The main palace of the Khiva khans - the majestic and luxurious Tash-Khauli (translated as "stone courtyard, palace") was built in 1830-1838 by the ruler of Khorezm Allakuli Khan. The palace is located in the eastern part of Ichan-Kala and is a huge complex of solemn palace and residential buildings, surrounded by a high wall with battlements at the top and turrets with lanterns at the corners.
Allakuli Khan spared no expense on the construction and decoration of the palace, and today you can see an impressive design of the palace complex of burnt bricks, consisting of three parts.
The rooms for Khan's chambers and harem occupy a significant area of the palace and are connected to the rest of parts by a wide corridor. Around the large courtyard there are four small aiwans for khan’s wives and the fifth one is the chambers of Khan. Also in this part there is a two-story building for Khan’s concubines and relatives.
The ceremonial mekhmonkhona is a square courtyard with a circular raised platform in the middle for installation of a yurt for guests and Khan’s rest and with ayvans and rooms for ceremonies and receptions.
And the third part is the courtyard and rooms of arzonkhona, where the Khan was engaged in court proceedings.
The iridescent blue-and-white majolica canvases sparkle with ornaments, painted ceilings are full of colorful patterns, columns are wrapped in lace tiles, with creepers with flowers blooming on them and geometric ornaments on the walls of Tash-Khauli palace… Each room has its own unique pattern that is never repeated anywhere else. There are openwork copper bars on the windows.

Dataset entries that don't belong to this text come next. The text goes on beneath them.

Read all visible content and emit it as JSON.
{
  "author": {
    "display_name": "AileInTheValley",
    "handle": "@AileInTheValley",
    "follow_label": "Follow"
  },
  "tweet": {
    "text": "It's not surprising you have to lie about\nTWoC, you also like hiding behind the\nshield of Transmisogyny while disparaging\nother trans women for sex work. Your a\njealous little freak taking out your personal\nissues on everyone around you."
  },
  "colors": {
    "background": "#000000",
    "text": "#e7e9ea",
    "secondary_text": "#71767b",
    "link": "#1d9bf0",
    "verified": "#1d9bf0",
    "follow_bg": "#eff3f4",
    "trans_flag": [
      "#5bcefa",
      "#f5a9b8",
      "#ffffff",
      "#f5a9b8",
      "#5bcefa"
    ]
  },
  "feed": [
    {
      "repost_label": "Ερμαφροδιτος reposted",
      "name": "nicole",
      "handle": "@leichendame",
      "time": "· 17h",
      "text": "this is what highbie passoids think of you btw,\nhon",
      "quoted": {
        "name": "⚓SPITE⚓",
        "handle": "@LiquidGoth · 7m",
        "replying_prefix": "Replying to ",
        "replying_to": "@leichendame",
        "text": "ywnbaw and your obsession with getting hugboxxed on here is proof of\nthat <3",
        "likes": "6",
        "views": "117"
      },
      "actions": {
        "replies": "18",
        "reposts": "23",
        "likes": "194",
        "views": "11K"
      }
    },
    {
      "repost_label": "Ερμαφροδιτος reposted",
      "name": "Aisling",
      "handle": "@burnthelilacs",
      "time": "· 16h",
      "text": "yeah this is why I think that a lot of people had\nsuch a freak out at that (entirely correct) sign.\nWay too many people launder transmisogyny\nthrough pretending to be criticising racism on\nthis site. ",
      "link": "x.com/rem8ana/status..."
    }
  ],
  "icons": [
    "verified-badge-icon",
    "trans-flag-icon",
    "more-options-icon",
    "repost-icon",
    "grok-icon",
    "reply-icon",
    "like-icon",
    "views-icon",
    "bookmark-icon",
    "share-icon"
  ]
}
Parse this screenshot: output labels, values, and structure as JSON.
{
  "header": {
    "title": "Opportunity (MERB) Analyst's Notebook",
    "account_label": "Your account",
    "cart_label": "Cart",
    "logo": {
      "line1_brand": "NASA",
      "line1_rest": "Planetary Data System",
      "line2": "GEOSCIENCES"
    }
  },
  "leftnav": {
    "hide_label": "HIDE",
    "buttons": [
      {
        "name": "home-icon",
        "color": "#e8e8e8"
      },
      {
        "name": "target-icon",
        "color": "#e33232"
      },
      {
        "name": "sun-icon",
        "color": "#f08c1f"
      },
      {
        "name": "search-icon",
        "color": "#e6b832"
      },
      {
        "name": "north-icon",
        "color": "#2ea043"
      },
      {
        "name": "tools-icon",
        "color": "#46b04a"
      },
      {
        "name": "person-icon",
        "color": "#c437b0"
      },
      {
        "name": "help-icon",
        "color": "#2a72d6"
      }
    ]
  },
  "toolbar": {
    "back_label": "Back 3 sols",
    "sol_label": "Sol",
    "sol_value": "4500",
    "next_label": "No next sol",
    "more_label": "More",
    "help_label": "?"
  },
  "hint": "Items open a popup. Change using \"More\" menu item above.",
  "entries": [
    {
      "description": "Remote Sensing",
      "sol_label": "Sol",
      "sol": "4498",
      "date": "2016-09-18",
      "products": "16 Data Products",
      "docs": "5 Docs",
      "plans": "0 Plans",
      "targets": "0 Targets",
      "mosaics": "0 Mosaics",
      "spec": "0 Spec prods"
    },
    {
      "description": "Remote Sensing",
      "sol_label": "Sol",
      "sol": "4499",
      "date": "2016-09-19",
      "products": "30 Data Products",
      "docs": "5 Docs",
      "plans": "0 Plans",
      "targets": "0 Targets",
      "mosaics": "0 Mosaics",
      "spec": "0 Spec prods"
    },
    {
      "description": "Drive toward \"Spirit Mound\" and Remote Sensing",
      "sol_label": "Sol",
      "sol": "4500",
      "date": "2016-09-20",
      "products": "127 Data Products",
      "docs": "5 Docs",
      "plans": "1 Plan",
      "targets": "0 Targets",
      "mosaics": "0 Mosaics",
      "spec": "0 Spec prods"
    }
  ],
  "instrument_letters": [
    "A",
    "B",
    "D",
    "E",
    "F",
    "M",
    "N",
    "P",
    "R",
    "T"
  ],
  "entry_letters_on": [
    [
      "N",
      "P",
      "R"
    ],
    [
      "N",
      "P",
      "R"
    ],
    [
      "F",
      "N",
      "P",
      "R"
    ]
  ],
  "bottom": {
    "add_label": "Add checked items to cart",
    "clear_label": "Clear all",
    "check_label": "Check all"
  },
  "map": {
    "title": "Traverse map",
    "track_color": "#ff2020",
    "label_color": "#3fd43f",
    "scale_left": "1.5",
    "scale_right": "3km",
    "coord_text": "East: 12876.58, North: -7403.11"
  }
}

The Tash-Khauli Palace is a well-preserved example of the Khorezm style of architecture of its time. Now it's a museum.